== Supplied data
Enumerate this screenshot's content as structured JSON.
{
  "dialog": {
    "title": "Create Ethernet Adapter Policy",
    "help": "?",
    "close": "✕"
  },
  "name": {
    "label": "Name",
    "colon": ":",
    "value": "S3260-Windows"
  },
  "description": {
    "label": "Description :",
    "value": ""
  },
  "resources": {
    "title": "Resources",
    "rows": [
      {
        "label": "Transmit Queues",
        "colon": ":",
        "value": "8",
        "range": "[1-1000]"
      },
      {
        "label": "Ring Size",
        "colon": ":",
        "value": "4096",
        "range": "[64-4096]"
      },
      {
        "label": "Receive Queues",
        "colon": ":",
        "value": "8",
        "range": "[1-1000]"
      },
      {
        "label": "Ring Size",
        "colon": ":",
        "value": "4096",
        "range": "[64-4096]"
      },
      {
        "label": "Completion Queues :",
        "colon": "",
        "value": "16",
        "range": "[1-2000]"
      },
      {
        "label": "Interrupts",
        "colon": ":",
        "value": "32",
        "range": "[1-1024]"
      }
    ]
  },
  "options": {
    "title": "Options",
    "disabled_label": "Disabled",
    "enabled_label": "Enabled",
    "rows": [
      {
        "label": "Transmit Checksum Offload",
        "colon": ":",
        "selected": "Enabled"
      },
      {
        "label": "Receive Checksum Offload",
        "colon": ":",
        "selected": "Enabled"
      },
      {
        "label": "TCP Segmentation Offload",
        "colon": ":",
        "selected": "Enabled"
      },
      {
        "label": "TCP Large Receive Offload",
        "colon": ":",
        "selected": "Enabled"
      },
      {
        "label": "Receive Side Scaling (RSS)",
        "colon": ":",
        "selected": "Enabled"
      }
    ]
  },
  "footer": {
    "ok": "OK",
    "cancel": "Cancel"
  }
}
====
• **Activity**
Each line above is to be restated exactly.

• **Completed exercise**
Enumerate this screenshot's content as structured JSON.
{
  "dialog": {
    "title": "Create Ethernet Adapter Policy",
    "help": "?",
    "close": "✕"
  },
  "name": {
    "label": "Name",
    "colon": ":",
    "value": "S3260-Windows"
  },
  "description": {
    "label": "Description :",
    "value": ""
  },
  "resources": {
    "title": "Resources",
    "rows": [
      {
        "label": "Transmit Queues",
        "colon": ":",
        "value": "8",
        "range": "[1-1000]"
      },
      {
        "label": "Ring Size",
        "colon": ":",
        "value": "4096",
        "range": "[64-4096]"
      },
      {
        "label": "Receive Queues",
        "colon": ":",
        "value": "8",
        "range": "[1-1000]"
      },
      {
        "label": "Ring Size",
        "colon": ":",
        "value": "4096",
        "range": "[64-4096]"
      },
      {
        "label": "Completion Queues :",
        "colon": "",
        "value": "16",
        "range": "[1-2000]"
      },
      {
        "label": "Interrupts",
        "colon": ":",
        "value": "32",
        "range": "[1-1024]"
      }
    ]
  },
  "options": {
    "title": "Options",
    "disabled_label": "Disabled",
    "enabled_label": "Enabled",
    "rows": [
      {
        "label": "Transmit Checksum Offload",
        "colon": ":",
        "selected": "Enabled"
      },
      {
        "label": "Receive Checksum Offload",
        "colon": ":",
        "selected": "Enabled"
      },
      {
        "label": "TCP Segmentation Offload",
        "colon": ":",
        "selected": "Enabled"
      },
      {
        "label": "TCP Large Receive Offload",
        "colon": ":",
        "selected": "Enabled"
      },
      {
        "label": "Receive Side Scaling (RSS)",
        "colon": ":",
        "selected": "Enabled"
      }
    ]
  },
  "footer": {
    "ok": "OK",
    "cancel": "Cancel"
  }
}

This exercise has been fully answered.